**Task goal:** Each line of the data that includes the string "Document" is to be copied out.

**Data:**
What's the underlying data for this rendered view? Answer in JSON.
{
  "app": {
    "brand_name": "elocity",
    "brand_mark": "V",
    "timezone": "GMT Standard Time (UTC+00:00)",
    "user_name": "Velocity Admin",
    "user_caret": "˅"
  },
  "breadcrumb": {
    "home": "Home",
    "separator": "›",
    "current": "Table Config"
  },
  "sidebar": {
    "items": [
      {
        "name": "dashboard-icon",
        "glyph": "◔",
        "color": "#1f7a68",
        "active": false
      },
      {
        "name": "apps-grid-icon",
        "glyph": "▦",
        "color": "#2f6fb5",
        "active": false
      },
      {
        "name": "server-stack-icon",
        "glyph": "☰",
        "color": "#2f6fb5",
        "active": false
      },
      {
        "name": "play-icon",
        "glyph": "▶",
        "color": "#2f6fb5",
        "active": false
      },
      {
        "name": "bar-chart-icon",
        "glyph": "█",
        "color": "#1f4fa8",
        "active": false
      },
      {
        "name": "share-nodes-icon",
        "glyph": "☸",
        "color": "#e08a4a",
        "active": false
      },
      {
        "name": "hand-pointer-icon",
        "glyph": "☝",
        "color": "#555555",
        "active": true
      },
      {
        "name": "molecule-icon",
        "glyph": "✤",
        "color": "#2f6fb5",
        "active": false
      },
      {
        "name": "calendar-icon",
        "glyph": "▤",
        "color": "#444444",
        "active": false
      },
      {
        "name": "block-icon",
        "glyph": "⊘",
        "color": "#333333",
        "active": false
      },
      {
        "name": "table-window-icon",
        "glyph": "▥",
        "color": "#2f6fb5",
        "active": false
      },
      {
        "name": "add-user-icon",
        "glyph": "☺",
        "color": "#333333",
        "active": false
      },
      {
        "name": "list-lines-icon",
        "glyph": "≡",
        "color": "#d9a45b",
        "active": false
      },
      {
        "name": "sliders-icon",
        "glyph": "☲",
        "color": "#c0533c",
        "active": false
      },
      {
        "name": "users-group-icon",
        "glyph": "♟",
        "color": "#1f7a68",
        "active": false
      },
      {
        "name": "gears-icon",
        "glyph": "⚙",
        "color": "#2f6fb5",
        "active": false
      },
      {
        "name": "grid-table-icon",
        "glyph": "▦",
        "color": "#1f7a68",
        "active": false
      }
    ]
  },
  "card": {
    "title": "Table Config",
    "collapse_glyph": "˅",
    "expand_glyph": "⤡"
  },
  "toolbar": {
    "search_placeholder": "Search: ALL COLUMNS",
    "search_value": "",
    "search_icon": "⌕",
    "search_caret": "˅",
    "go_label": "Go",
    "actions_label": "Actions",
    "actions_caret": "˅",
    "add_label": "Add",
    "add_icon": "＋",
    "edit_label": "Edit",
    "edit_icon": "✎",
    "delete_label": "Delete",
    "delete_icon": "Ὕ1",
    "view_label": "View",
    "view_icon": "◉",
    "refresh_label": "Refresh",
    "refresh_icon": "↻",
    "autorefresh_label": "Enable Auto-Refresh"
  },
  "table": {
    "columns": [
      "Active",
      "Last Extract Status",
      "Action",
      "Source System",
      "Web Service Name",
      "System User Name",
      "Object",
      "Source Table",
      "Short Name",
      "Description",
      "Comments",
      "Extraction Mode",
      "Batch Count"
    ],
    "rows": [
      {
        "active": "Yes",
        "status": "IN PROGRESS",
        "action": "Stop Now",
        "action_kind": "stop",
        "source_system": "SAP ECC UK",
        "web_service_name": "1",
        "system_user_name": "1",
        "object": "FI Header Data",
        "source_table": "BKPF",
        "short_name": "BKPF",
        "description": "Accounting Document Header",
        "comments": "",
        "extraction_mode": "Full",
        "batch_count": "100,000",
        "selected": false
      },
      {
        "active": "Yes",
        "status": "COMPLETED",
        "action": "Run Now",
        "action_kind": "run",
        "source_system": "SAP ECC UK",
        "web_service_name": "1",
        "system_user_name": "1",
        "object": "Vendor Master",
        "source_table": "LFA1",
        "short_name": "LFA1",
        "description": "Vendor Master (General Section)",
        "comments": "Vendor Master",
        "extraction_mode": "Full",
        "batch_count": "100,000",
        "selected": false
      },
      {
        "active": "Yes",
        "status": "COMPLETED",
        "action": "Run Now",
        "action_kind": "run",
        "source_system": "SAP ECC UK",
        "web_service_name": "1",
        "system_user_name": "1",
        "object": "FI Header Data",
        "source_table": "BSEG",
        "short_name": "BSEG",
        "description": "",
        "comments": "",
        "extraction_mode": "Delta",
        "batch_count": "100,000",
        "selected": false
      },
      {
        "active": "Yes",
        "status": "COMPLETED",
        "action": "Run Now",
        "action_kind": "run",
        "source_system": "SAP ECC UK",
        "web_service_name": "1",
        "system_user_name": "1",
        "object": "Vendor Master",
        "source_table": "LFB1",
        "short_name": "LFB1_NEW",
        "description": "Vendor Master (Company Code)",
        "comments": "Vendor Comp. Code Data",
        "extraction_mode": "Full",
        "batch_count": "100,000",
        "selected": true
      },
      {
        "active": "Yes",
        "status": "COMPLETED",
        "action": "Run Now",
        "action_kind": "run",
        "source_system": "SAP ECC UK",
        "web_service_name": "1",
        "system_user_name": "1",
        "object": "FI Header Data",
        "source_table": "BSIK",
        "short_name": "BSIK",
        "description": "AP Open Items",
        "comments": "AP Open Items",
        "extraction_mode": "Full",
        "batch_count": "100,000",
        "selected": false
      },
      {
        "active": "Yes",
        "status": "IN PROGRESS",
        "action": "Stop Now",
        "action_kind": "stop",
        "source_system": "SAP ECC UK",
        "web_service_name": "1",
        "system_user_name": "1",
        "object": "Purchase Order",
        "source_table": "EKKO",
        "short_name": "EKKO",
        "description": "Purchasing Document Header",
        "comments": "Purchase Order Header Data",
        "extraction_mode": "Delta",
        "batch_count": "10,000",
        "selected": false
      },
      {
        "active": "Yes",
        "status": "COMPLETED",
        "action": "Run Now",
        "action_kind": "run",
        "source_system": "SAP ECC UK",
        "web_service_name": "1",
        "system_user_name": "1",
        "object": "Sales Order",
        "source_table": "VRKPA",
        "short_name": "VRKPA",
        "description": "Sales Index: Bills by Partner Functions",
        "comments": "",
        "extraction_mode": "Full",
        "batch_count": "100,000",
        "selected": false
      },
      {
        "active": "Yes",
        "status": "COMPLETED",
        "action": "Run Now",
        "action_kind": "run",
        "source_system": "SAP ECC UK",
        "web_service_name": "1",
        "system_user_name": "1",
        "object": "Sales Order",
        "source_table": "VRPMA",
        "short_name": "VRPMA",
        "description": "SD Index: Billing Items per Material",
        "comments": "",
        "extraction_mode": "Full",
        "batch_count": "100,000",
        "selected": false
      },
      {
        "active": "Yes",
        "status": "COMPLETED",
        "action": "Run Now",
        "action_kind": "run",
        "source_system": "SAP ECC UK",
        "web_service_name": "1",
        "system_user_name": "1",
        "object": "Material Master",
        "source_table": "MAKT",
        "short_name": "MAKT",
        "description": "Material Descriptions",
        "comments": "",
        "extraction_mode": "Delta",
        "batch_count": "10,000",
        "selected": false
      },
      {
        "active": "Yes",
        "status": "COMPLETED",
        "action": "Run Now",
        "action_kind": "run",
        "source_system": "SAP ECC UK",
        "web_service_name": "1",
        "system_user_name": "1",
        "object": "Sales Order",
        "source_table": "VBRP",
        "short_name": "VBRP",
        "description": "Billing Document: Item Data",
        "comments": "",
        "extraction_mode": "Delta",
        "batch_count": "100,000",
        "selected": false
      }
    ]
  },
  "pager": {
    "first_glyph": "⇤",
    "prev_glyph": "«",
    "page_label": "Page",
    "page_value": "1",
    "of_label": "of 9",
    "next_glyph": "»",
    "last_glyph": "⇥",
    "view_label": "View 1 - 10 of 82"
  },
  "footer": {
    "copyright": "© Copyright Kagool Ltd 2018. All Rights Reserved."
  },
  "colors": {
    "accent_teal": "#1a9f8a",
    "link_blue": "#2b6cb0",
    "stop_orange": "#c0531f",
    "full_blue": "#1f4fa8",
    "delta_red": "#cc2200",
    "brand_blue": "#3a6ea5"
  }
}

**Response to the task:**
        "description": "Accounting Document Header",
        "description": "Purchasing Document Header",
        "description": "Billing Document: Item Data",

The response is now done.